++++ SUPPLIED MATERIAL ++++

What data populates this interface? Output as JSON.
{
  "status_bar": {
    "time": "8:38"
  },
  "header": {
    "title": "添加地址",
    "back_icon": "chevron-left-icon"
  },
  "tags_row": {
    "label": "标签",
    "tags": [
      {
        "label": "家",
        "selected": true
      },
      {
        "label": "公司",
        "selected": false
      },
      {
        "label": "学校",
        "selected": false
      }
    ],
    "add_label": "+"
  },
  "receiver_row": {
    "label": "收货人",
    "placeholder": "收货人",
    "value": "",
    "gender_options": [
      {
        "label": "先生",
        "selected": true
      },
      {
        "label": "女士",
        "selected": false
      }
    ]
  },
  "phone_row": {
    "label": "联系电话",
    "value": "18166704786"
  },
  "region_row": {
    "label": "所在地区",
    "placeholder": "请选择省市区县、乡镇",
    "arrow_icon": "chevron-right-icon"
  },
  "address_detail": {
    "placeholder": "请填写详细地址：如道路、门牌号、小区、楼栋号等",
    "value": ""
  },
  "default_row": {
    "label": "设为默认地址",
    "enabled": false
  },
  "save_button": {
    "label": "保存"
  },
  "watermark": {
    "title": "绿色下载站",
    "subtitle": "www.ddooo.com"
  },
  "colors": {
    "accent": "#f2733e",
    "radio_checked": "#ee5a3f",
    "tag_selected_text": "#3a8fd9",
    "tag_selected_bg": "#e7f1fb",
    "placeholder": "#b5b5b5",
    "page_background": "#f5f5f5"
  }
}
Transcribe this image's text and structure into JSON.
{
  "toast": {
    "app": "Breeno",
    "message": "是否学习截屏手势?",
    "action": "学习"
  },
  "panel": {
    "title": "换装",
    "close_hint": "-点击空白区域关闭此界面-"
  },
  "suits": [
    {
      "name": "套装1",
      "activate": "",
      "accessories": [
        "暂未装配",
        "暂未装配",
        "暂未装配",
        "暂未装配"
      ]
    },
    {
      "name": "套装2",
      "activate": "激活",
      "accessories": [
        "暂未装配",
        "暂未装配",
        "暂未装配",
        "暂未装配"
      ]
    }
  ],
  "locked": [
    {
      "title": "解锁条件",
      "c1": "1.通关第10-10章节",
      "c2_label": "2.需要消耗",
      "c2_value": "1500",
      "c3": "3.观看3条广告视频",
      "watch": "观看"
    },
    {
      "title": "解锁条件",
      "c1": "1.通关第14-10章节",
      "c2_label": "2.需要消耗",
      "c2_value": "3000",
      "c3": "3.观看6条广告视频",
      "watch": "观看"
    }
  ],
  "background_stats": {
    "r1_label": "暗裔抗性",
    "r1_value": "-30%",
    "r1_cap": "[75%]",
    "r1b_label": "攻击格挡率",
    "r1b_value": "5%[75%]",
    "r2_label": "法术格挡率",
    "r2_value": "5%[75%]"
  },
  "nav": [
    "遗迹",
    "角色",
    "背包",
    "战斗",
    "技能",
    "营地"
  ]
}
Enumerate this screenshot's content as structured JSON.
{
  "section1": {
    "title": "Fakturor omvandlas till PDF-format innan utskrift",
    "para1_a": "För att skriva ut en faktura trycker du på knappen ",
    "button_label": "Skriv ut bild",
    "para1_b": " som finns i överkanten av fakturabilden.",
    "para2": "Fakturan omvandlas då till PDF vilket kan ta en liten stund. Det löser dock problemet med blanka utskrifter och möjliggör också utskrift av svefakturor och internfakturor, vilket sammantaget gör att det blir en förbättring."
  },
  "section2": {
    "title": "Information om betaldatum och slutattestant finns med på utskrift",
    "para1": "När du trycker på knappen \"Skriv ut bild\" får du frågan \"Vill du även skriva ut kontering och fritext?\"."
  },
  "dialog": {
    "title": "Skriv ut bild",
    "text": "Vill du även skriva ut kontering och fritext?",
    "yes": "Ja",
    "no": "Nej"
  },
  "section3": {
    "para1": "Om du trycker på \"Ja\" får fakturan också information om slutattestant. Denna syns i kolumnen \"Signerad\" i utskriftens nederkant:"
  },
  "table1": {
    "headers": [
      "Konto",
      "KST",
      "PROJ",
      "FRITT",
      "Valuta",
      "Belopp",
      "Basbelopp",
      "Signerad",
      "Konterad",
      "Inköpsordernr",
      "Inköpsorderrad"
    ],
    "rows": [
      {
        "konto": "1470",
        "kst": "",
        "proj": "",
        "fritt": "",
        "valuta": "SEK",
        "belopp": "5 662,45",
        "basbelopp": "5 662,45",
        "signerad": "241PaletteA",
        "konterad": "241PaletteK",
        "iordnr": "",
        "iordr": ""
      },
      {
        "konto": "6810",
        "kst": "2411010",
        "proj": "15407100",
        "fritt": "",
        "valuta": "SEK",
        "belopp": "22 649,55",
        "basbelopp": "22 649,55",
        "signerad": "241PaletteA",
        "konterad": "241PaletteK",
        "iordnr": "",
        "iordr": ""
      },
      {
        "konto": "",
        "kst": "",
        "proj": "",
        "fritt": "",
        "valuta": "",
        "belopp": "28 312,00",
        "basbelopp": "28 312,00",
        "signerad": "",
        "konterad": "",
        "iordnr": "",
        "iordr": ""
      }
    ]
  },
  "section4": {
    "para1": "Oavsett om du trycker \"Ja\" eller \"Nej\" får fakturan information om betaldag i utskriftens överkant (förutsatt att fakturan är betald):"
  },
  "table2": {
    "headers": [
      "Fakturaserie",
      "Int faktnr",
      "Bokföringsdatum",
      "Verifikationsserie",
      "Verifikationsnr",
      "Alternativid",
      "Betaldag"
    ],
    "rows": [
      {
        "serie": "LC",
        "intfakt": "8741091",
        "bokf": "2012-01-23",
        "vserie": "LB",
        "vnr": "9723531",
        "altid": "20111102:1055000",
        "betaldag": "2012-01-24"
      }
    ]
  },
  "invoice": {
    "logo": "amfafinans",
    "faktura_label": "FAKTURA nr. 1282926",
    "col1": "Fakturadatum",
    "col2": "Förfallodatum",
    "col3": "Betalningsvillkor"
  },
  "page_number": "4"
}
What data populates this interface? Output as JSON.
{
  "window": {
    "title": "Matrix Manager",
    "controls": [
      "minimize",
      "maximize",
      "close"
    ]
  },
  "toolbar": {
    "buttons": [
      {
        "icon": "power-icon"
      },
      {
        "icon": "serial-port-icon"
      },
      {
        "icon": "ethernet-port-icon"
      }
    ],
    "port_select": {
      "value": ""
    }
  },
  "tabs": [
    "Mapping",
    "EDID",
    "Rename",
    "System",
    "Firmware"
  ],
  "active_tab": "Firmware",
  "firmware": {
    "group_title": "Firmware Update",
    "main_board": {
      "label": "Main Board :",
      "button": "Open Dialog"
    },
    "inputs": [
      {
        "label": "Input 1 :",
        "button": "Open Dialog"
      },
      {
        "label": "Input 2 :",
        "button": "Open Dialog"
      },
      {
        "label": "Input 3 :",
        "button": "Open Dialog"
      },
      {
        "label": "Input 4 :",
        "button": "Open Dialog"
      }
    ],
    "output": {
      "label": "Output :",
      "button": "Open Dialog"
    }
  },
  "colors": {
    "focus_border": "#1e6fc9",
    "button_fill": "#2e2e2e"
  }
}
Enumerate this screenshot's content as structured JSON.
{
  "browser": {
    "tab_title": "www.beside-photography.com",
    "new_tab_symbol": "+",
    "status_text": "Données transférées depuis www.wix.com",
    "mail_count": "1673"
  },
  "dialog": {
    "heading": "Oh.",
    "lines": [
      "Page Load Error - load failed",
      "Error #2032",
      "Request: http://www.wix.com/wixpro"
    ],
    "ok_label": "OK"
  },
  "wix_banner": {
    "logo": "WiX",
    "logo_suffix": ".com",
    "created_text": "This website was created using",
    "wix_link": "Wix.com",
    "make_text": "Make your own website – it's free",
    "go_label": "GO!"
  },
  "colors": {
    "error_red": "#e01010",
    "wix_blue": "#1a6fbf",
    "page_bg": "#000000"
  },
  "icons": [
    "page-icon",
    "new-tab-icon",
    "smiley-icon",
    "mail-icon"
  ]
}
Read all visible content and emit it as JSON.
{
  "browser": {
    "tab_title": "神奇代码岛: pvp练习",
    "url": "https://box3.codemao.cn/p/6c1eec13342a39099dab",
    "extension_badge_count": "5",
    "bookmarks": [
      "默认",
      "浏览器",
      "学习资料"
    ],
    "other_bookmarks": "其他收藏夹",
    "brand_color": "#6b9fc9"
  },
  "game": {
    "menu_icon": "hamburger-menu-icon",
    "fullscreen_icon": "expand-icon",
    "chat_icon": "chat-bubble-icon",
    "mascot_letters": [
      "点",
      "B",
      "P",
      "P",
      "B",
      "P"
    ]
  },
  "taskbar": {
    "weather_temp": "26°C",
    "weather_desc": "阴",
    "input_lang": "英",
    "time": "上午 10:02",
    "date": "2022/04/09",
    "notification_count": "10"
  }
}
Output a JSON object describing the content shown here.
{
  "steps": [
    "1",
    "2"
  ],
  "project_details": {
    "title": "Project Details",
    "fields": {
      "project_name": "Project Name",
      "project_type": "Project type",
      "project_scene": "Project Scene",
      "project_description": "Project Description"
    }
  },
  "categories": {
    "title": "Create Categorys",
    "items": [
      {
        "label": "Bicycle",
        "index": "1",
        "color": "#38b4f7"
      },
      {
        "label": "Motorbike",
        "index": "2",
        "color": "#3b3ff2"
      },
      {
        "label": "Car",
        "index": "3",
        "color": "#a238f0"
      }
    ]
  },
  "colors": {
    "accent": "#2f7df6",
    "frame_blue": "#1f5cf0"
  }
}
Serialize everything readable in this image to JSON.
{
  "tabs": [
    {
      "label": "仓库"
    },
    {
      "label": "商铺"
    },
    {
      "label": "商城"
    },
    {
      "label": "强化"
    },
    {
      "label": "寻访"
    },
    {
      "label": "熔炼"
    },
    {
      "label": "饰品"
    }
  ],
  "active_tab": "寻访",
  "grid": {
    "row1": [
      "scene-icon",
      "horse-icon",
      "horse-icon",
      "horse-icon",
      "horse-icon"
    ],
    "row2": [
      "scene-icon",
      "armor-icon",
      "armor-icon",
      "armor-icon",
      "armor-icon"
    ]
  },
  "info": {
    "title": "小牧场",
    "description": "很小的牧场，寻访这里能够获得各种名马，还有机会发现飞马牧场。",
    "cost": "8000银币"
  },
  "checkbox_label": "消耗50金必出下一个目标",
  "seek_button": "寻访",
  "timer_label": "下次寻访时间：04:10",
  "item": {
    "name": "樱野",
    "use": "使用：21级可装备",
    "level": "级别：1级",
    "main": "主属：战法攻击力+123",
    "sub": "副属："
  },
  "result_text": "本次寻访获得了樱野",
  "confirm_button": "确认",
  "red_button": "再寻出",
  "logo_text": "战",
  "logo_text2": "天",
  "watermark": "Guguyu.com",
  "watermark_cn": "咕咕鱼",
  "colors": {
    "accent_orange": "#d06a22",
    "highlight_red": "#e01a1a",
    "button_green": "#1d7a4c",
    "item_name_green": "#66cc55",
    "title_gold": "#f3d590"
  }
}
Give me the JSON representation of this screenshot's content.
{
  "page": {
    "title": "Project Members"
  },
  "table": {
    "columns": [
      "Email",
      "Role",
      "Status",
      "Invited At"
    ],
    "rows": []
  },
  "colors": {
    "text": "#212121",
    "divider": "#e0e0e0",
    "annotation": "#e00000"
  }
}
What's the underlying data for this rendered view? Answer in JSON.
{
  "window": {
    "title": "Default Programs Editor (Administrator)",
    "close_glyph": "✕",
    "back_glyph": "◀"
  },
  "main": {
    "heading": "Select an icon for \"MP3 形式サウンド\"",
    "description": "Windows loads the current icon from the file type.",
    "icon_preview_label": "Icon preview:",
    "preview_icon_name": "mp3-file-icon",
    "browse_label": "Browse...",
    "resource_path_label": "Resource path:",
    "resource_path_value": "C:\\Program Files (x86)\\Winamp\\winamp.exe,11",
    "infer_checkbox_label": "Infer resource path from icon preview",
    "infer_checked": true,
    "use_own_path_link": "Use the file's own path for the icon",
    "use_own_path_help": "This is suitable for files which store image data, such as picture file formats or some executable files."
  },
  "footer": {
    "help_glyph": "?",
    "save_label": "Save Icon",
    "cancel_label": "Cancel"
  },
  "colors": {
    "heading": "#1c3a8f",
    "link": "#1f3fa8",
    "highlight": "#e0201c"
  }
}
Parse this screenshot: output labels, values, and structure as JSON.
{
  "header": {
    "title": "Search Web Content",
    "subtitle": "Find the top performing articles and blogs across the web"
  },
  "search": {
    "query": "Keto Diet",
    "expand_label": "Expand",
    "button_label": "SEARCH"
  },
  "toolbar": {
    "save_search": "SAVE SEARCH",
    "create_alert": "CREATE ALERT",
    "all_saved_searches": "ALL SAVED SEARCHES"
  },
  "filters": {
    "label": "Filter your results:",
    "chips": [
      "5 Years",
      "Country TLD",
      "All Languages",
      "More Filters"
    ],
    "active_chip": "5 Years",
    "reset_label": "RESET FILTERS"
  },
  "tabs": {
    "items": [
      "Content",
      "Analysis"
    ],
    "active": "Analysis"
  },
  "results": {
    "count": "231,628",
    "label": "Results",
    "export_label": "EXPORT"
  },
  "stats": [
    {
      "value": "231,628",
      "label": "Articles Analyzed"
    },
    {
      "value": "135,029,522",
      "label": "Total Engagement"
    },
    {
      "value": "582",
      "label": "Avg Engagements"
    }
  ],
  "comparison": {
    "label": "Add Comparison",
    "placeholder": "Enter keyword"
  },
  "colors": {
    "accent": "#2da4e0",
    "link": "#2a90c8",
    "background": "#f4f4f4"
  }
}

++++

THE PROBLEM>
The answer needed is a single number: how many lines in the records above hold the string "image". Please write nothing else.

SOLUTION>
3